Problem to work on:
Please return all lines of the data below containing the string "description".

START Provided data

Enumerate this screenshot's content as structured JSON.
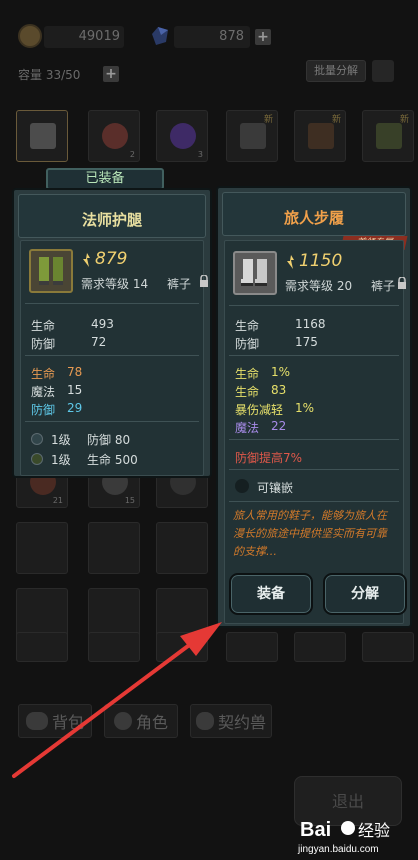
{
  "resources": {
    "gold": "49019",
    "gems": "878"
  },
  "inventory": {
    "capacity": "容量 33/50",
    "bulk_decompose": "批量分解",
    "slots": [
      {
        "count": "",
        "badge": ""
      },
      {
        "count": "2",
        "badge": ""
      },
      {
        "count": "3",
        "badge": ""
      },
      {
        "count": "",
        "badge": "新"
      },
      {
        "count": "",
        "badge": "新"
      },
      {
        "count": "",
        "badge": "新"
      }
    ],
    "row2": [
      {
        "count": "21"
      },
      {
        "count": "15"
      },
      {
        "count": ""
      }
    ]
  },
  "equipped_tag": "已装备",
  "left_panel": {
    "title": "法师护腿",
    "score": "879",
    "req_level": "需求等级 14",
    "slot_type": "裤子",
    "base_stats": [
      {
        "label": "生命",
        "value": "493"
      },
      {
        "label": "防御",
        "value": "72"
      }
    ],
    "bonus_stats": [
      {
        "label": "生命",
        "value": "78",
        "color": "#e79a52"
      },
      {
        "label": "魔法",
        "value": "15",
        "color": "#e8e8e8"
      },
      {
        "label": "防御",
        "value": "29",
        "color": "#5ec8e8"
      }
    ],
    "gems": [
      {
        "level": "1级",
        "stat": "防御 80"
      },
      {
        "level": "1级",
        "stat": "生命 500"
      }
    ]
  },
  "right_panel": {
    "title": "旅人步履",
    "badge": "首领专属",
    "score": "1150",
    "req_level": "需求等级 20",
    "slot_type": "裤子",
    "base_stats": [
      {
        "label": "生命",
        "value": "1168"
      },
      {
        "label": "防御",
        "value": "175"
      }
    ],
    "bonus_stats": [
      {
        "label": "生命",
        "value": "1%",
        "color": "#e6e06a"
      },
      {
        "label": "生命",
        "value": "83",
        "color": "#e6e06a"
      },
      {
        "label": "暴伤减轻",
        "value": "1%",
        "color": "#e6e06a"
      },
      {
        "label": "魔法",
        "value": "22",
        "color": "#a78be8"
      }
    ],
    "special": "防御提高7%",
    "socket": "可镶嵌",
    "description": [
      "旅人常用的鞋子，能够为旅人在",
      "漫长的旅途中提供坚实而有可靠",
      "的支撑…"
    ],
    "equip_button": "装备",
    "decompose_button": "分解"
  },
  "tabs": {
    "bag": "背包",
    "character": "角色",
    "pet": "契约兽"
  },
  "exit_button": "退出",
  "watermark": {
    "brand": "Bai",
    "brand2": "经验",
    "url": "jingyan.baidu.com"
  },
  "colors": {
    "title_left": "#e8dfa0",
    "title_right": "#f0a04a",
    "arrow": "#e53935",
    "panel_bg": "#2b3b3e"
  }
}
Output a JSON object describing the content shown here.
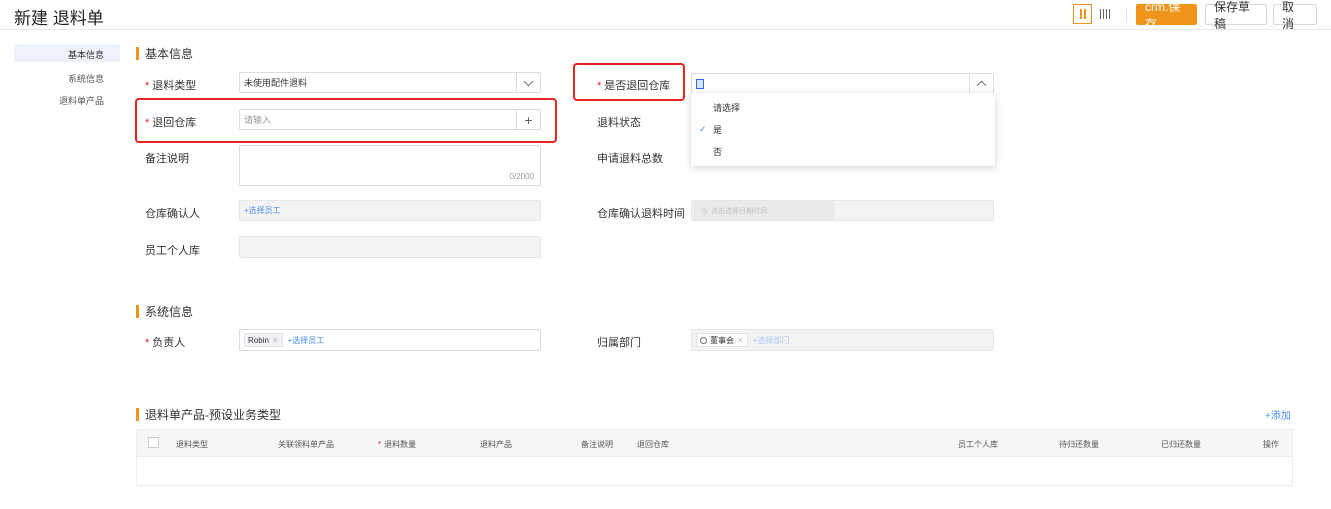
{
  "header": {
    "title": "新建 退料单",
    "save_label": "crm.保存",
    "draft_label": "保存草稿",
    "cancel_label": "取 消"
  },
  "nav": {
    "items": [
      "基本信息",
      "系统信息",
      "退料单产品"
    ],
    "active_index": 0
  },
  "basic": {
    "section_title": "基本信息",
    "return_type": {
      "label": "退料类型",
      "value": "未使用配件退料"
    },
    "return_warehouse": {
      "label": "退回仓库",
      "placeholder": "请输入"
    },
    "remark": {
      "label": "备注说明",
      "counter": "0/2000"
    },
    "wh_confirmer": {
      "label": "仓库确认人",
      "action": "+选择员工"
    },
    "personal_wh": {
      "label": "员工个人库"
    },
    "is_return_wh": {
      "label": "是否退回仓库"
    },
    "return_status": {
      "label": "退料状态"
    },
    "apply_total": {
      "label": "申请退料总数"
    },
    "wh_confirm_time": {
      "label": "仓库确认退料时间",
      "placeholder": "点击选择日期时间"
    }
  },
  "dropdown": {
    "options": [
      "请选择",
      "是",
      "否"
    ],
    "selected": "是"
  },
  "system": {
    "section_title": "系统信息",
    "owner": {
      "label": "负责人",
      "tag": "Robin",
      "action": "+选择员工"
    },
    "dept": {
      "label": "归属部门",
      "tag": "董事会",
      "action": "+选择部门"
    }
  },
  "products": {
    "section_title": "退料单产品-预设业务类型",
    "add_label": "+添加",
    "columns": [
      "退料类型",
      "关联领料单产品",
      "退料数量",
      "退料产品",
      "备注说明",
      "退回仓库",
      "员工个人库",
      "待归还数量",
      "已归还数量",
      "操作"
    ]
  },
  "colors": {
    "accent": "#f0941c",
    "required": "#e0241f",
    "highlight": "#e62222",
    "link": "#4d8ef0"
  }
}
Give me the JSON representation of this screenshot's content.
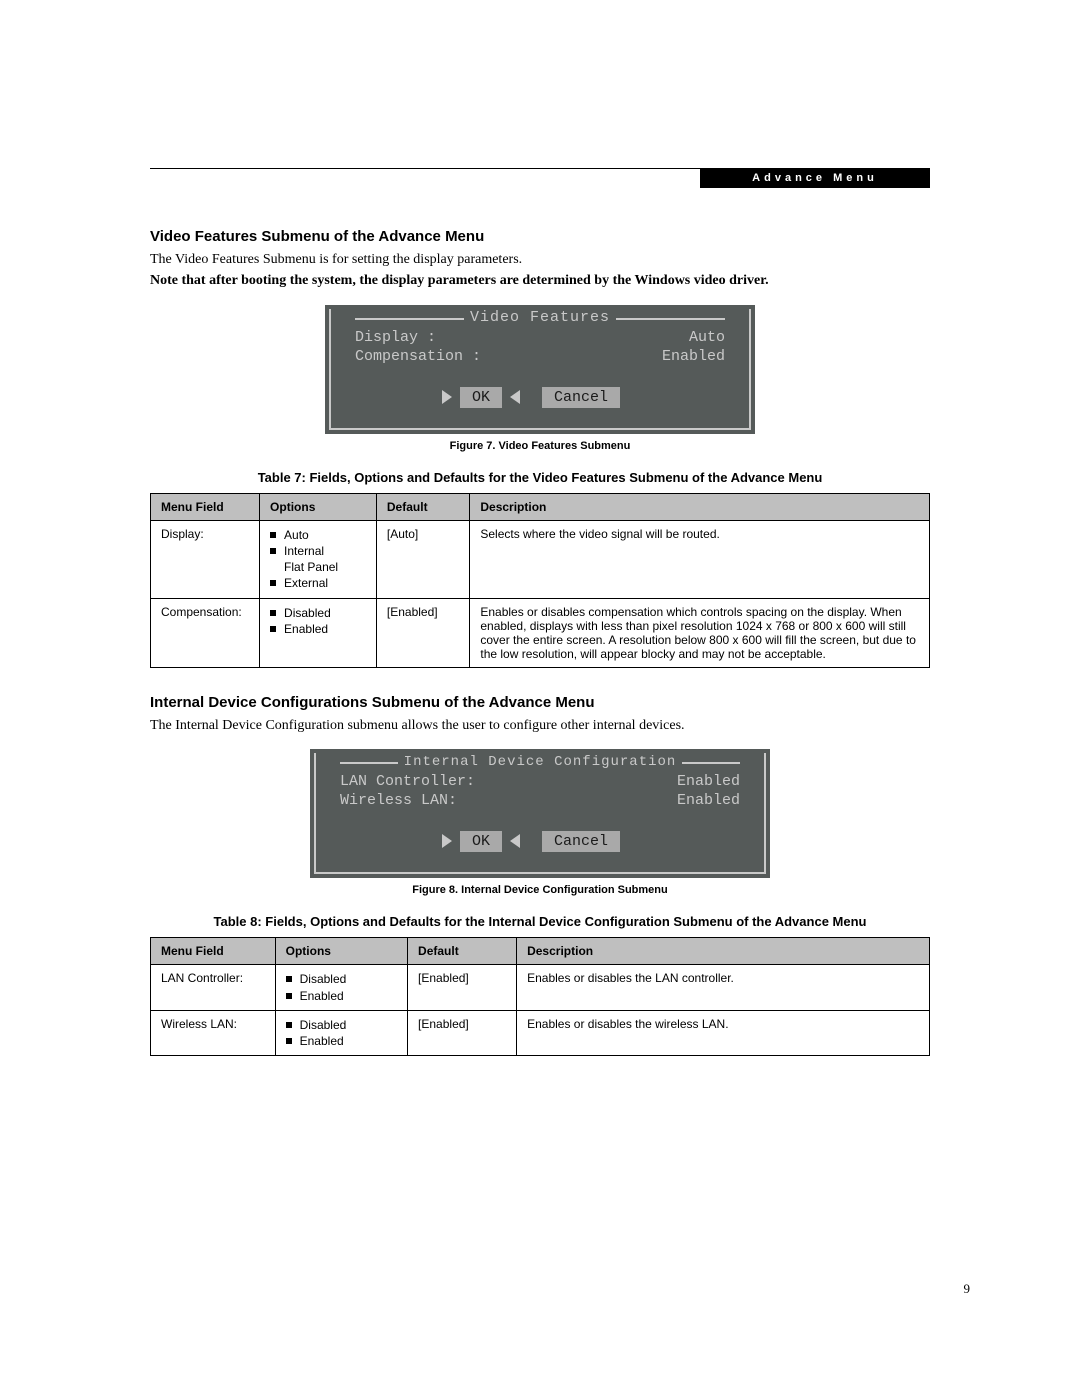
{
  "header": {
    "tab": "Advance Menu"
  },
  "section1": {
    "heading": "Video Features Submenu of the Advance Menu",
    "p1": "The Video Features Submenu is for setting the display parameters.",
    "p2": "Note that after booting the system, the display parameters are determined by the Windows video driver."
  },
  "bios1": {
    "title": "Video Features",
    "rows": [
      {
        "label": "Display :",
        "value": "Auto"
      },
      {
        "label": "Compensation :",
        "value": "Enabled"
      }
    ],
    "ok": "OK",
    "cancel": "Cancel"
  },
  "fig1_caption": "Figure 7.  Video Features Submenu",
  "table1_caption": "Table 7: Fields, Options and Defaults for the Video Features Submenu of the Advance Menu",
  "table_headers": {
    "menu": "Menu Field",
    "options": "Options",
    "default": "Default",
    "description": "Description"
  },
  "table1": {
    "rows": [
      {
        "menu": "Display:",
        "options": [
          "Auto",
          "Internal Flat Panel",
          "External"
        ],
        "optionSubFlags": [
          false,
          true,
          false
        ],
        "default": "[Auto]",
        "description": "Selects where the video signal will be routed."
      },
      {
        "menu": "Compensation:",
        "options": [
          "Disabled",
          "Enabled"
        ],
        "optionSubFlags": [
          false,
          false
        ],
        "default": "[Enabled]",
        "description": "Enables or disables compensation which controls spacing on the display. When enabled, displays with less than pixel resolution 1024 x 768 or 800 x 600 will still cover the entire screen. A resolution below 800 x 600 will fill the screen, but due to the low resolution, will appear blocky and may not be acceptable."
      }
    ]
  },
  "section2": {
    "heading": "Internal Device Configurations Submenu of the Advance Menu",
    "p1": "The Internal Device Configuration submenu allows the user to configure other internal devices."
  },
  "bios2": {
    "title": "Internal Device Configuration",
    "rows": [
      {
        "label": "LAN Controller:",
        "value": "Enabled"
      },
      {
        "label": "Wireless LAN:",
        "value": "Enabled"
      }
    ],
    "ok": "OK",
    "cancel": "Cancel"
  },
  "fig2_caption": "Figure 8.  Internal Device Configuration Submenu",
  "table2_caption": "Table 8: Fields, Options and Defaults for the Internal Device Configuration Submenu of the Advance Menu",
  "table2": {
    "rows": [
      {
        "menu": "LAN Controller:",
        "options": [
          "Disabled",
          "Enabled"
        ],
        "default": "[Enabled]",
        "description": "Enables or disables the LAN controller."
      },
      {
        "menu": "Wireless LAN:",
        "options": [
          "Disabled",
          "Enabled"
        ],
        "default": "[Enabled]",
        "description": "Enables or disables the wireless LAN."
      }
    ]
  },
  "page_number": "9"
}
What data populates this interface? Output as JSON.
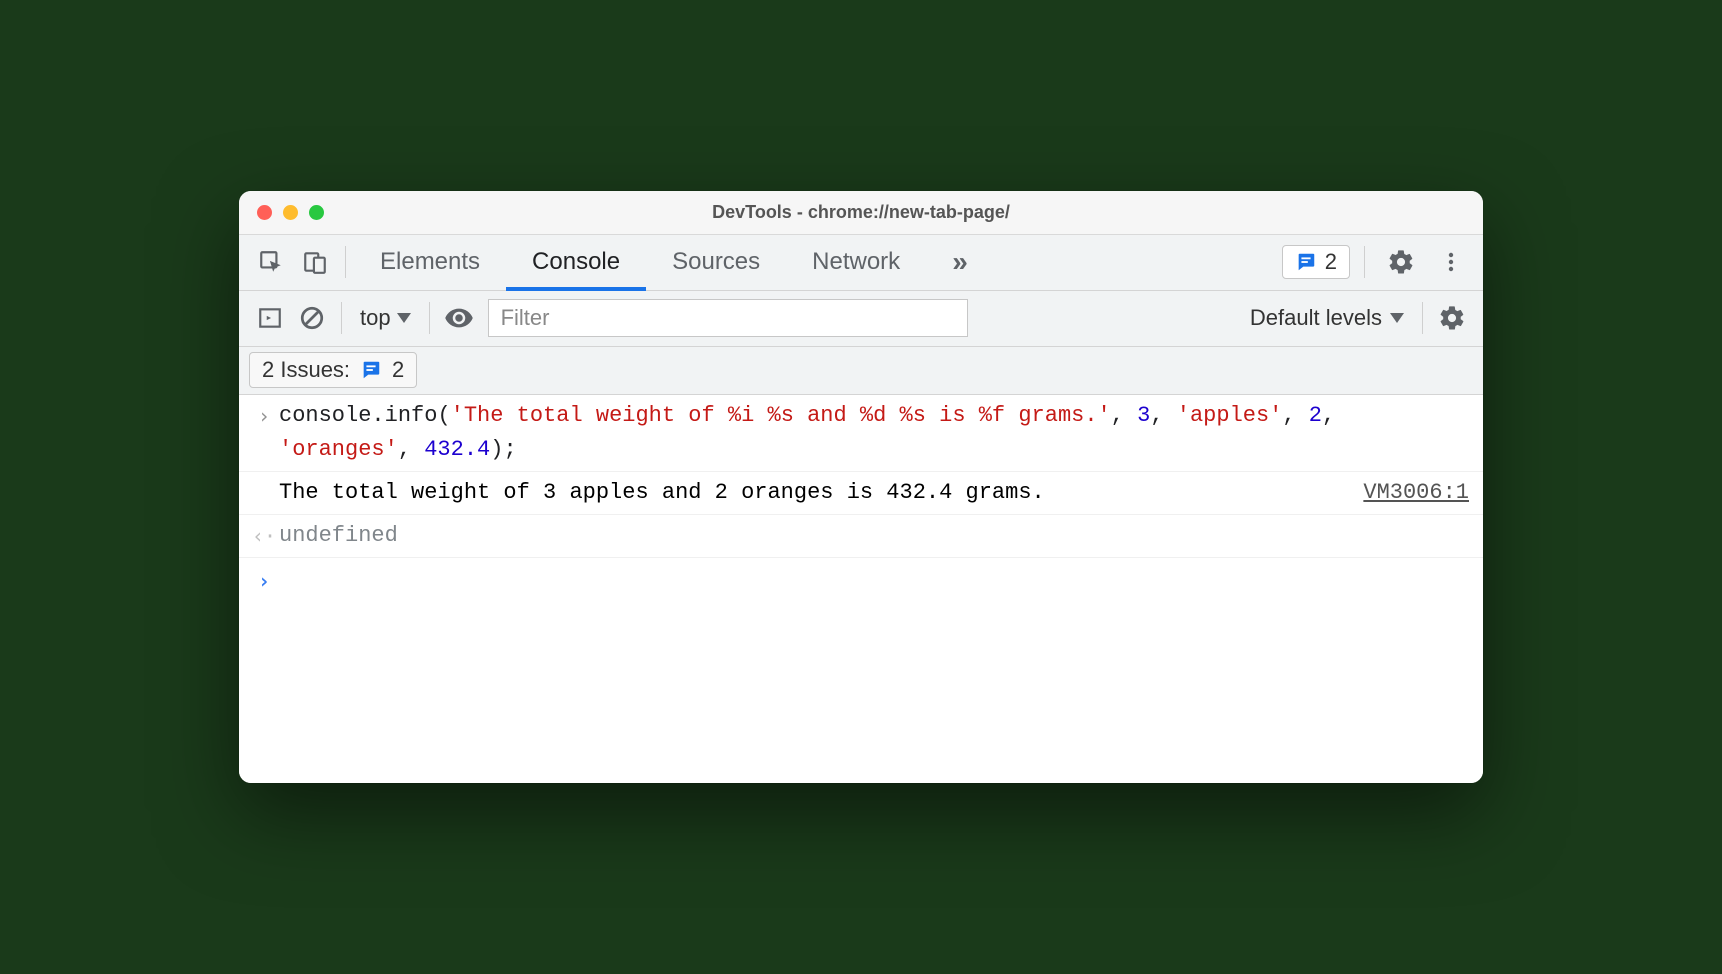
{
  "window": {
    "title": "DevTools - chrome://new-tab-page/"
  },
  "tabs": {
    "items": [
      "Elements",
      "Console",
      "Sources",
      "Network"
    ],
    "active_index": 1,
    "overflow_glyph": "»"
  },
  "header_issues": {
    "count": "2"
  },
  "toolbar": {
    "context": "top",
    "filter_placeholder": "Filter",
    "levels_label": "Default levels"
  },
  "issues_bar": {
    "label": "2 Issues:",
    "count": "2"
  },
  "console": {
    "input_tokens": [
      {
        "t": "obj",
        "v": "console"
      },
      {
        "t": "punct",
        "v": "."
      },
      {
        "t": "obj",
        "v": "info"
      },
      {
        "t": "punct",
        "v": "("
      },
      {
        "t": "str",
        "v": "'The total weight of %i %s and %d %s is %f grams.'"
      },
      {
        "t": "punct",
        "v": ", "
      },
      {
        "t": "num",
        "v": "3"
      },
      {
        "t": "punct",
        "v": ", "
      },
      {
        "t": "str",
        "v": "'apples'"
      },
      {
        "t": "punct",
        "v": ", "
      },
      {
        "t": "num",
        "v": "2"
      },
      {
        "t": "punct",
        "v": ", "
      },
      {
        "t": "str",
        "v": "'oranges'"
      },
      {
        "t": "punct",
        "v": ", "
      },
      {
        "t": "num",
        "v": "432.4"
      },
      {
        "t": "punct",
        "v": ");"
      }
    ],
    "output_text": "The total weight of 3 apples and 2 oranges is 432.4 grams.",
    "output_source": "VM3006:1",
    "return_value": "undefined"
  }
}
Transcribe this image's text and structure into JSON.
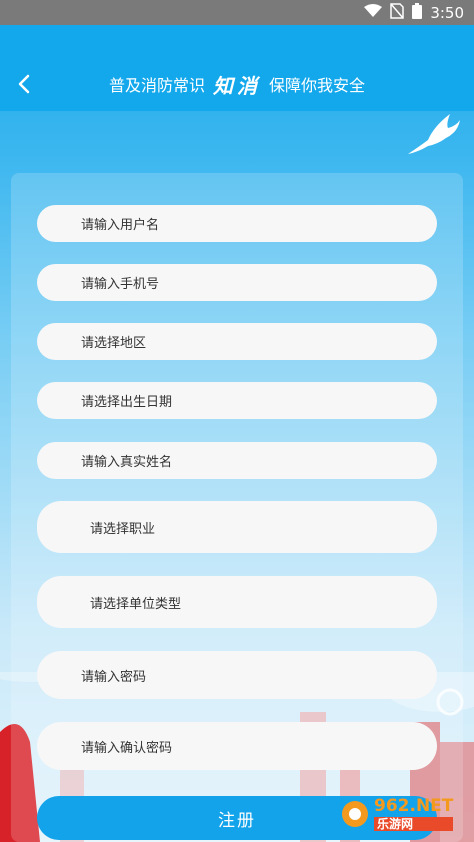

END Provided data

Solution below:
    "description": [
    "description": "Description"
        "description": "Selects where the video signal will be routed."
        "description": "Enables or disables compensation which controls spacing on the display. When enabled, displays with less than pixel resolution 1024 x 768 or 800 x 600 will still cover the entire screen. A resolution below 800 x 600 will fill the screen, but due to the low resolution, will appear blocky and may not be acceptable."
        "description": "Enables or disables the LAN controller."
        "description": "Enables or disables the wireless LAN."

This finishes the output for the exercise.